Incident at Bujumbura International Airport

The engine blast reactor of a Boeing 747 was hit at Bujumbura International Airport last Saturday, 20th December 2014. According to Albert Maniratunga, the airport’s Chief Executive Officer, agent incompetence was the major contributing factor.-By Diane Uwimana

The aircraft hit by the blast barrier ©Iwacu

The aircraft hit by the blast barrier ©Iwacu

“The cause of this incident was that the marshal agents misjudged the height of the aircraft”, reported Maniratunga. According to Maniratunga, the incident was caused by mis-estimation of the height of the motor reactor by the marshallers on the large plane. As a result, the plane was guided incorrectly, causing the collision. “The cowling was hit but the engine itself, and the turbine remained intact.” Albert Maniratunga stated that there were several factors leading to the incident.

Sobugea, the organization responsible for providing marshallers and for loading and offloading cargos have apparently recently been replaced at Bujumbura airport. The newly replaced marshallers were inexperienced and not familiar with this particular, very large aircraft.

“Our responsibility is to welcome and position all aircraft landing at our airport, under the Chicago convention”, states Maniratunga. The new agents had received a month worth of training, in which they practiced using a van in place of an aircraft or a plane.

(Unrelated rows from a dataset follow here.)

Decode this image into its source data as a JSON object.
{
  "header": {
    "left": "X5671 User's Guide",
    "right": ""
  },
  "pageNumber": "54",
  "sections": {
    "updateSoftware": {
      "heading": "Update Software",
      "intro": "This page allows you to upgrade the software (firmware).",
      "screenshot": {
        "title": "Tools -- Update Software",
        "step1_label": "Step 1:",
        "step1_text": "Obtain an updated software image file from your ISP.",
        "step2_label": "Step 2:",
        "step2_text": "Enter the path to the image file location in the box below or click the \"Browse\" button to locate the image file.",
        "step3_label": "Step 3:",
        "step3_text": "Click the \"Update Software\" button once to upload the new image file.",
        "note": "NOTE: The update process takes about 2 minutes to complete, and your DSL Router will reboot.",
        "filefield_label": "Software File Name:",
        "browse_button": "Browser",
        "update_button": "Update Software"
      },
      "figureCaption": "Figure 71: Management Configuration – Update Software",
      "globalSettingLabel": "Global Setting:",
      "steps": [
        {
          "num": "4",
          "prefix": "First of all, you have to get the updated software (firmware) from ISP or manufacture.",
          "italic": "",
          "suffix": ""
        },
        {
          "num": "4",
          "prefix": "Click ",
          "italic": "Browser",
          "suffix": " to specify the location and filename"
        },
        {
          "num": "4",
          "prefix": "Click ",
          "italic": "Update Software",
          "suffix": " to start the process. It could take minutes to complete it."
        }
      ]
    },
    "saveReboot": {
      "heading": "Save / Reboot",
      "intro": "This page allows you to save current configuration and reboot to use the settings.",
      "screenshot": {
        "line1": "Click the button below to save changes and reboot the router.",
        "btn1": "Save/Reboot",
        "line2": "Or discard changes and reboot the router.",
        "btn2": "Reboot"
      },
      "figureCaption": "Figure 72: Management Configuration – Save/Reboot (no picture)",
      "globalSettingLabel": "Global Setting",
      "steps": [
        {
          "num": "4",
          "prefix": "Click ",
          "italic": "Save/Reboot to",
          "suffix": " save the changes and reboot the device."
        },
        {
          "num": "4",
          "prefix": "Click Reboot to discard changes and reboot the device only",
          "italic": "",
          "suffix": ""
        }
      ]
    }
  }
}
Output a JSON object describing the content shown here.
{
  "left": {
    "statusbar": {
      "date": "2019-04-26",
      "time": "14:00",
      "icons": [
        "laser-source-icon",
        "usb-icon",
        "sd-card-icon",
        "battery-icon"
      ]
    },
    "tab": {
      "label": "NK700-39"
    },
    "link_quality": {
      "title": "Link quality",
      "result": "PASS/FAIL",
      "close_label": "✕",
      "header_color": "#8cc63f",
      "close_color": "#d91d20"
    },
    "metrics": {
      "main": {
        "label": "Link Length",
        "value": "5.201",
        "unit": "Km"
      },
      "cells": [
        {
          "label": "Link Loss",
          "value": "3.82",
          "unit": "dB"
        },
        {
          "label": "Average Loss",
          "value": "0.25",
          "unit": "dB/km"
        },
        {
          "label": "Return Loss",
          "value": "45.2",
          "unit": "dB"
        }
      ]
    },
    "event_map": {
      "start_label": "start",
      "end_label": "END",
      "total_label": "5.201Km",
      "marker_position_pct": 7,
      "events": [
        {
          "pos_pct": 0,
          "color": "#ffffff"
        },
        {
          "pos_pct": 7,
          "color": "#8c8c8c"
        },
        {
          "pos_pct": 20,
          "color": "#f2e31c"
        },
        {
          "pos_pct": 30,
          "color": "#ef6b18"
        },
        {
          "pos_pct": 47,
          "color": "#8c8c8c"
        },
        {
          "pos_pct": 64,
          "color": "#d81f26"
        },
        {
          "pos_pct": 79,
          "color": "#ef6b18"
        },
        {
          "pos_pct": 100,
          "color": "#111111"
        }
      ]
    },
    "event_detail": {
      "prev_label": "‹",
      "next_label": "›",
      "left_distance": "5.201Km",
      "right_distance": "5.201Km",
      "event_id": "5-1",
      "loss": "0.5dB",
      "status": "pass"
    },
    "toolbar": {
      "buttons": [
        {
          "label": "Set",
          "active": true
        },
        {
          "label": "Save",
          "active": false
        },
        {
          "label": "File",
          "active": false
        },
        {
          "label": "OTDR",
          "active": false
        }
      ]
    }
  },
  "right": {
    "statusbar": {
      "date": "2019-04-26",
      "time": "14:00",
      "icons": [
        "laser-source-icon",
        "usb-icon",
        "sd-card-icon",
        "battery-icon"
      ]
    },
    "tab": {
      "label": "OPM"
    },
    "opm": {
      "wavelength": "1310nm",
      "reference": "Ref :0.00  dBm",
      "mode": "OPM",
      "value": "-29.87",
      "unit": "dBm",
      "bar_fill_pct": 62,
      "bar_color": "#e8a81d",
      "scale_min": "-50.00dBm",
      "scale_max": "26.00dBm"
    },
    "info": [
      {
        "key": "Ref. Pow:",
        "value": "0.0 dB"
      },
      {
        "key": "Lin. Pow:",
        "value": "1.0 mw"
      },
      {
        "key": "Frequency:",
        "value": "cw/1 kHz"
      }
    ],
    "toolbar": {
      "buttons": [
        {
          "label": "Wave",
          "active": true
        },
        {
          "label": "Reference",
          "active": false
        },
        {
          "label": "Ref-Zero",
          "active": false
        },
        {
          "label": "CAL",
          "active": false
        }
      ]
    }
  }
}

Albert Maniratunga assured that ground staff at the airport will receive further training. He stated, “It is true that our agents must learn how to park plane and aircraft on the ground but step by step, they will learn.”
Maniratunga confirms that the civil aviation participates in a security audit every four years as ordered by the International Civil Aviation Organization to ensure safety standards are in place.
Sobugea have been responsible for providing marshals to Bujumbura International Airport since the airport was opened in 1952. Each staff is trained according to specific aircraft type and size, as the dimensions and resulting requirements differ considerably according to plane.
Maniratunga situates blame for the incident firstly to marshallers who should have correctly judged the size of the plane and provided indication as to how and where it should park. And secondly to the pilot who should have been able to estimate the size of his plane compared to the blast barrier.